Vehicles Designed for User Experience

No doubt the convergence of high-tech and the transportation industries is greatly changing how we view the future of mobility. At the recent North American International Auto Show in Detroit, which nips at the heels of the Consumer Electronics Show where cars also make debuts, concept vehicles illustrated just how much vehicle design has changed over the past few years.  Whereas in the past most of the design interest was focused on the vehicle exterior’s sweeping lines and curves, this year’s vehicles, especially the concept cars, were focused on user experience. So much so, that the annual EyesOn Design awards, co-sponsored by Dassault Systèmes, added a User Experience category to its award nominations. The vehicles at the North American Show were a diverse mixture of body styles including sedans, cross-over vehicles, trucks and mini-vans as well as powertrains inclusive of fuel injection, hybrids, all-electric and hydrogen fuel cell. Here’s just a taste of what was on display.

Garden in a car

RinSpeed Oasis — Of all the new vehicles, this one was obviously focused on user experience rather than aesthetics. It’s electric, autonomous, highly connected and meant for sharing. It has a lounge-like cabin with armchairs, a TV and a windscreen that can be used as a virtual (VR) or augmented reality (AR) display, and is designed to be re-purposed for multiple uses. And, did I mention the garden space?


Chrysler Portal

Flexible seat positioning with the Portal.

The most customizable of the vehicles on display. Think of it as an electric mini-van with elevator doors. The Portal provides access to local Wi-Fi, facial and voice recognition technology for multiple drivers so each can customize their preferences, 10 charging ports for mobile devices, and the ability to move the four seats in multiple directions, folded flat or removed completely. It also features semi-autonomous driving technology with eyes of full autonomy in the future.

The Buzz, an update to the VW hippie bus

VW Buzz — Named Best Concept Truck winner. Although similar in concept to the Portal; where Chrysler says the Portal was designed by Millennials for Millennials, the Buzz is more Baby Boomer; an ultra-updated version of the vintage VW hippie bus. Its repositionable seats can be moved or combined to form beds for overnight trips. The second row seats can be configured into tables. An “ID Box” center console with a detachable tablet display can be moved around the interior or used outside the vehicle with its Beats Bluetooth loudspeakers. An AR head-up display is projected onto the windshield, overlaying navigation, speed, battery level and other data.

Nissan VMotion 2.0

Nissan Vmotion “floating roof”

This car won both Best Concept Car and Best Innovative Use of Color, Graphics and Materials. With a dramatic silhouette, a “floating roof”, and the latest HMI, the VMotion is aimed at providing a seamless mobility experience for busy professionals through emotional design, space, comfort and technology including ProPILOT driving support with an ultimate focus on autonomous driving.



Best User Experience

The BMW 5 Series – Named the Best Designer User Experience, the 5 Series is a production vehicle that was the favorite for the way its tech features are integrated and operated, making it easy to use for the average driver.

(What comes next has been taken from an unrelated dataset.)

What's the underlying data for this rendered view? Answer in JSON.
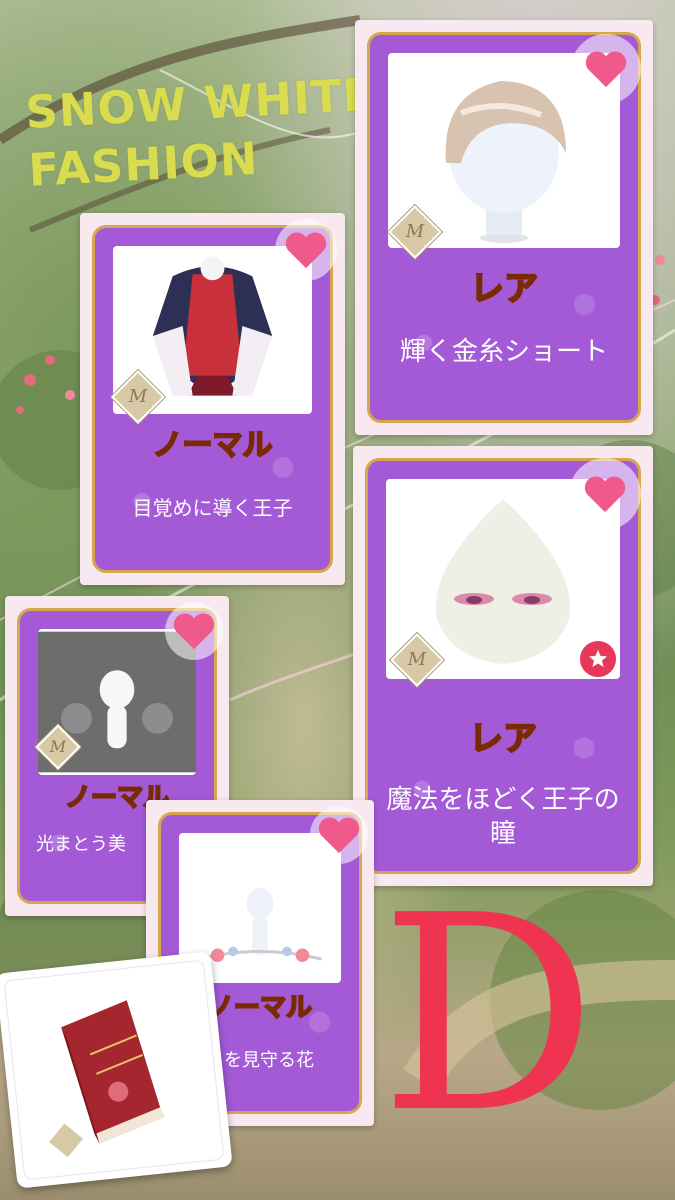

It features a new user interface (iDrive 6.0), BMW Gesture Control, the latest generation of Heads-Up Display, Remote 3D View and an improved Voice Control with natural voice input. It also Remote Control Parking and Advanced Driver Assistance Systems, setting the path towards semi-automated driving.

The Role of Today’s Designers
— As the above examples show, automotive design has significantly evolved over the past 20 years, shifting from creating cars for manufacture to creating meaningful mobility experiences. The issue today is how to design with the customer at the core; how to design not just a quality product, but also its interaction with the environment, creating a total sensorial experience. Designers need to now imagine future scenarios where the product will be used and design it within context of these potential experiences. To design within this idea of an experience eco-system world requires advanced digital technologies to envision what these user experiences will be like. The DESIGNStudio at Dassault Systèmes helps automotive OEM studios make the transition to Experience Thinking, creating a digital culture that’s focused on user experience across the range of touchpoints within a mobility solution. The DESIGNStudio team helps companies learn how to create a complete product scenario that integrates the viewpoints of users and other stakeholders. Visit here for more information on Dassault Systèmes solutions for Transportation & Mobility.

Nancy Lesinski
Born and raised in the Motor City by a Donna Reed mom and Corvette engineer dad, my parents were continually surprised that their humanities-loving daughter ended up with a career focused on manufacturing and the automotive industry. I’ve been providing communications services to Dassault Systemes since 2001.
Nancy Lesinski
Nancy Lesinski